2 SudikoffThis past week, I worked at the Sudikoff building in Dartmouth which is the computer science department. More specifically, I worked in the computer science lab everyday and spent my time researching and learning about a very popular technique of web hacking called XSS.

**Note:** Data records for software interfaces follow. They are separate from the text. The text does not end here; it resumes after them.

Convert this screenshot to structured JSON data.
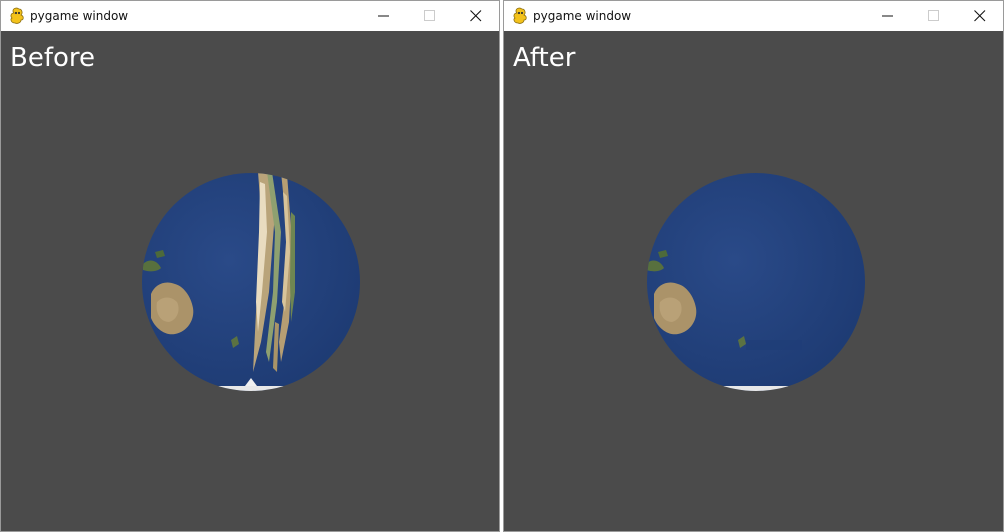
{
  "windows": [
    {
      "title": "pygame window",
      "overlay_label": "Before",
      "icon": "pygame-snake-icon",
      "controls": [
        "minimize-icon",
        "maximize-icon",
        "close-icon"
      ]
    },
    {
      "title": "pygame window",
      "overlay_label": "After",
      "icon": "pygame-snake-icon",
      "controls": [
        "minimize-icon",
        "maximize-icon",
        "close-icon"
      ]
    }
  ],
  "colors": {
    "canvas_background": "#4b4b4b",
    "ocean": "#23427c",
    "land": "#a8926a",
    "titlebar": "#ffffff"
  }
}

3 Sergey BratusISTS' Chief Security Advisor and a Postdoctoral Research Assistant Professor in the Computer Science Department at Dartmouth CollegeTaught the “Computer Security and Privacy” courseUndergraduate education at the Moscow Institute of Physics and Technology (AKA, Moscow Phystech), and his Ph.D. at Northeastern University (1999).I have been learning from a man named Sergey for the past couple months and thought I would take this opportunity to work full time on a project with him. We have been working completely on computer security, whether it was network or hardware. I asked him what I could spend a week working on and he offered this topic and I found it very interesting. So I worked on researching and coding my own examples of cross site scripting on a website that I hosted locally on my computer.
5 Type 1 Known as non-persistent or reflected. The most common type. Arises when server-side scripts generate a page of results using the data from the web client for the user.An attacker could embed this URL in an , posing a situation and enticing the victim to click on itThis type of vulnerability is known as non-persistent or reflected. This is the most common type. This vulnerability arises when server-side scripts generate a page of results using the data from the web client for the user. In layman's term, it’s when the website uses the victim’s information, in many cases the URL, to generate a page for them. If invalidated user-supplied data is included in the resulting page without HTML encoding, this will allow client-side code to be injected into the dynamic page. Using this technique and a little social engineering, an attacker could embed this URL in an , posing a situation enticing the victim to click on it and receiving all the commands that the attacker wants.
6 Type 2 Known as stored, persistent, or second order Most powerful type of XSS attackCan be made when data provided to a web app by a user is stored in a database or file system and can be accessed later by different usersForums are a Type 2 targeted victim examplesThis type of vulnerability is also known as stored, persistent, or second order. This is the most powerful type of XSS attack. This exploit can be made when data provided to a web application by a user is stored in a database or file system and can be accessed later by different users. An example of this: A malicious user logs onto a blogging site and there is a forum viewed by many others. The user writes a response on the forum that looks very normal, with text similar to other responses, but then puts code that will be executed on viewing her post. This can be used to affect a large number of people with a single injection.
8 How can it be used? Cookies!! Allows access to previous sessions Certain logon informationWorms, Phishing, Spamming, Oh My!It is used frequently to steal a victim’s cookies. Cookies are small pieces of data sent from a website and stored in a users browser while the user is browsing a website. When the user is browsing the same website in the future, the data can be retrieved by the website. They are designed to remember the state or activities that the user had before leaving. This can include clicking buttons, logging in, or a record of what pages you visited in the past. If an attack got this he could impersonate his victim and use it to log into his previous session. The main reason to use XSS is to obtain data from the victim to use at the attacker leisure.